Therapy combats breast cancer patients' menopause symptoms

6 Oct 2009

Breast cancer patients who suffer debilitating menopausal symptoms as a result of treatment can find relief by learning how to manage hot flushes, night sweats and lack of sleep through therapy.

Women who received cognitive behavioural therapy (CBT) which included lessons in breathing, how to reduce stress and manage menopausal symptoms found their condition had improved significantly after three months.

The good news for women was announced on Monday by psychologists Dr Eleanor Mann and Professor Myra Hunter, of King’s College, London, in a presentation at the annual conference of the National Cancer Research Institute (NCRI) in Birmingham.

Two dozen women who had completed breast cancer treatment were given six 90 minute weekly sessions of CBT. Three months later they reported that troublesome symptoms were half as frequent as they had been and that there was an almost 60 per cent reduction in what symptoms they perceived as problems.

Professor Hunter told the NCRI conference: "After the therapy feelings of depression and anxiety lessened and emotional functioning and vitality improved. The women also felt less negative about hot flushes and night sweats.

"The results are very promising as significant improvements in the women were maintained at the three month follow up. Now we are working on a larger controlled trial, funded by Cancer Research UK, that will include physiological as well as subjective measures of hot flushes.
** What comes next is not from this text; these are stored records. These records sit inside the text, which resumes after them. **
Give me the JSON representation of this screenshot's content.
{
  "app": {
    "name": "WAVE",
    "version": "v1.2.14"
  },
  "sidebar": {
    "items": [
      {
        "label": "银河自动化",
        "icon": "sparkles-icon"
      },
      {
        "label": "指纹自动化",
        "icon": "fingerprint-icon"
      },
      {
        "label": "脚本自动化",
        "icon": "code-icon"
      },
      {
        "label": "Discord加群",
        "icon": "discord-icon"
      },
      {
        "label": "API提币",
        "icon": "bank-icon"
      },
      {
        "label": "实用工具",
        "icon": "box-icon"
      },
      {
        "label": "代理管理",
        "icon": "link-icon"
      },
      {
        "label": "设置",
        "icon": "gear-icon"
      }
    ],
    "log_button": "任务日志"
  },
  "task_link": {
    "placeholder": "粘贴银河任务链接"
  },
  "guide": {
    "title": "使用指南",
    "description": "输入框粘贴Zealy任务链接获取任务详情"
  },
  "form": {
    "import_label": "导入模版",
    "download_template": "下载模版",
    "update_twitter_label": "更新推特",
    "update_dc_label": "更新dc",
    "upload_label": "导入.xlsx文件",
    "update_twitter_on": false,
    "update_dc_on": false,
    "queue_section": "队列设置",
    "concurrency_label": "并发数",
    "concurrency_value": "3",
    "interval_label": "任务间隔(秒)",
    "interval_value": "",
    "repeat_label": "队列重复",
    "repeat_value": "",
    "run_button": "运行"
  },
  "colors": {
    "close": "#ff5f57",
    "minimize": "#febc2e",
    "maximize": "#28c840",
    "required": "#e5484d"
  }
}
"Ultimately we hope to show that cognitive behavioural therapy given in groups might help women with troublesome menopausal symptoms that develop after breast cancer treatment."

Martin Ledwick, head of Cancer Research UK’s information nurses, said: “Breast cancer treatment can accelerate the menopause or result in older women suffering from debilitating symptoms.

"Getting hot flushes and night sweats is a double blow to women already coping with a cancer diagnosis and can lead to feelings of depression and helplessness. So it is very encouraging to learn that cognitive behavioural therapy might be able to give women a boost and help them cope though such a difficult time in their lives."

Source: National Cancer Research Institute